- Stored dataset items -
Start of Block

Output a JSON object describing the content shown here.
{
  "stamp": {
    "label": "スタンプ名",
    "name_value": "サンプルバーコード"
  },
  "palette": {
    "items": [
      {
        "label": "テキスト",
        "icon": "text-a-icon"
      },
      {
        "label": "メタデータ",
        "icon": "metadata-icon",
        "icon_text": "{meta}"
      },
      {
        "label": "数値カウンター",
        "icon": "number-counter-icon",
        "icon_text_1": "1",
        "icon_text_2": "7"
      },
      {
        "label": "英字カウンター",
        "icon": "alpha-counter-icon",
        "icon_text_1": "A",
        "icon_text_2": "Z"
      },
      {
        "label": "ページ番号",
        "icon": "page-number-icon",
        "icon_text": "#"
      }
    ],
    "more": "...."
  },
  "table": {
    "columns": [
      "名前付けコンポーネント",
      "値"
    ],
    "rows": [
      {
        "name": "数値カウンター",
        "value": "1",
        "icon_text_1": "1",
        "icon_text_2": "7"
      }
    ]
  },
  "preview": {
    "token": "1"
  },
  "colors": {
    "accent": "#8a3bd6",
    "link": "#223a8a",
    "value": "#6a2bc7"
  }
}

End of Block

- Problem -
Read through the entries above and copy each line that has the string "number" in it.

- Task result -
        "icon": "number-counter-icon",
        "icon": "page-number-icon",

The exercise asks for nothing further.